Exercise prompt: Would you please copy each line below that includes the string "name"?

Data supplied:
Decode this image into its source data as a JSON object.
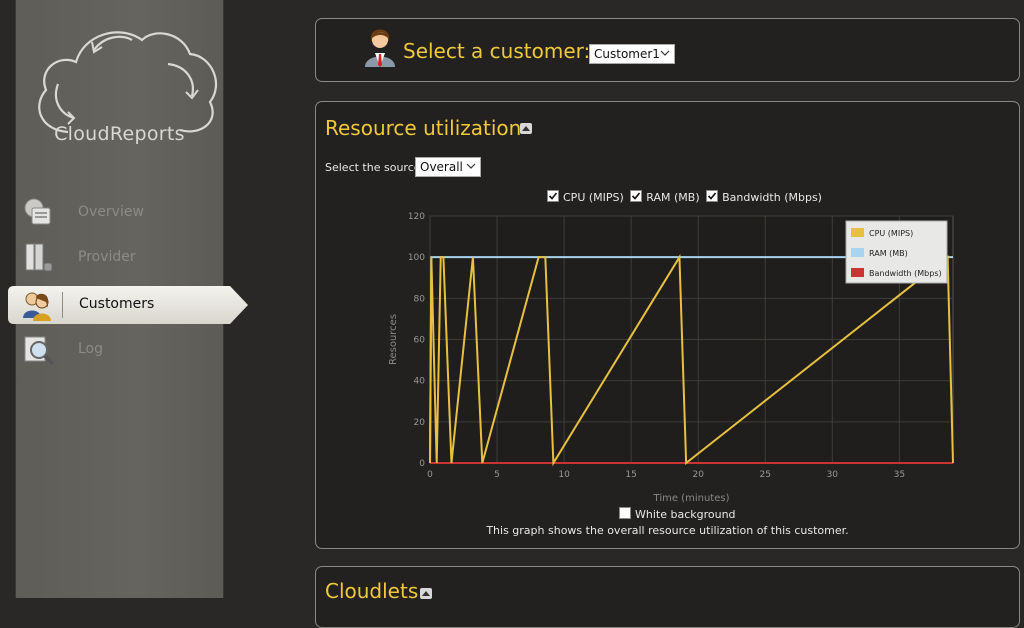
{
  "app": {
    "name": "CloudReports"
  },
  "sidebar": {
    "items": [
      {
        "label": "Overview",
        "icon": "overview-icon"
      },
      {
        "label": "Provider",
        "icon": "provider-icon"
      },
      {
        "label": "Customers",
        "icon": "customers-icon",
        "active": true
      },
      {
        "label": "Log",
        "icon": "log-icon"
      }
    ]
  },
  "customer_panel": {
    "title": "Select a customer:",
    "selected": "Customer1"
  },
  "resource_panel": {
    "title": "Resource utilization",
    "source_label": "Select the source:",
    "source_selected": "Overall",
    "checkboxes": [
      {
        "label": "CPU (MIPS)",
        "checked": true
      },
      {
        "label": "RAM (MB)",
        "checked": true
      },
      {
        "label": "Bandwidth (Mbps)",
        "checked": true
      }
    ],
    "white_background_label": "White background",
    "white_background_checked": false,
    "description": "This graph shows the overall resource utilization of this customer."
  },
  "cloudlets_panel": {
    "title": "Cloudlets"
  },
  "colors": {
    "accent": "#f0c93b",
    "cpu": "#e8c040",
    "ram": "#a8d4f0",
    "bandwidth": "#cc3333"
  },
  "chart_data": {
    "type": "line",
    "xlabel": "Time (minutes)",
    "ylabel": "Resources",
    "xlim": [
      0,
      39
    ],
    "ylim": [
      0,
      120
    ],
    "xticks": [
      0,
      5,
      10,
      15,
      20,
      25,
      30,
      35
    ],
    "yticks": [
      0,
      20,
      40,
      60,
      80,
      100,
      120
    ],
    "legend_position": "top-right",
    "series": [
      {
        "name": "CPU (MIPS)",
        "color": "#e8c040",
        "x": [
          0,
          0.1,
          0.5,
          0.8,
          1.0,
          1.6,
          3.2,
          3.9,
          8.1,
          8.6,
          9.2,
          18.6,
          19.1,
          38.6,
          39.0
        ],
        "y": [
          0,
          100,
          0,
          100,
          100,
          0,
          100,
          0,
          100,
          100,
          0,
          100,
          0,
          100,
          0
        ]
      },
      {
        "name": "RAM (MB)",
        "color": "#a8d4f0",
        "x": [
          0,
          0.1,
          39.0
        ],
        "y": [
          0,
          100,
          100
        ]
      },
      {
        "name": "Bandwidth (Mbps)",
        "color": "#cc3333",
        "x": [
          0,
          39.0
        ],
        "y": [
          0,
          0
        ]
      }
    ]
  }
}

Answer to this task:
    "name": "CloudReports"
        "name": "CPU (MIPS)",
        "name": "RAM (MB)",
        "name": "Bandwidth (Mbps)",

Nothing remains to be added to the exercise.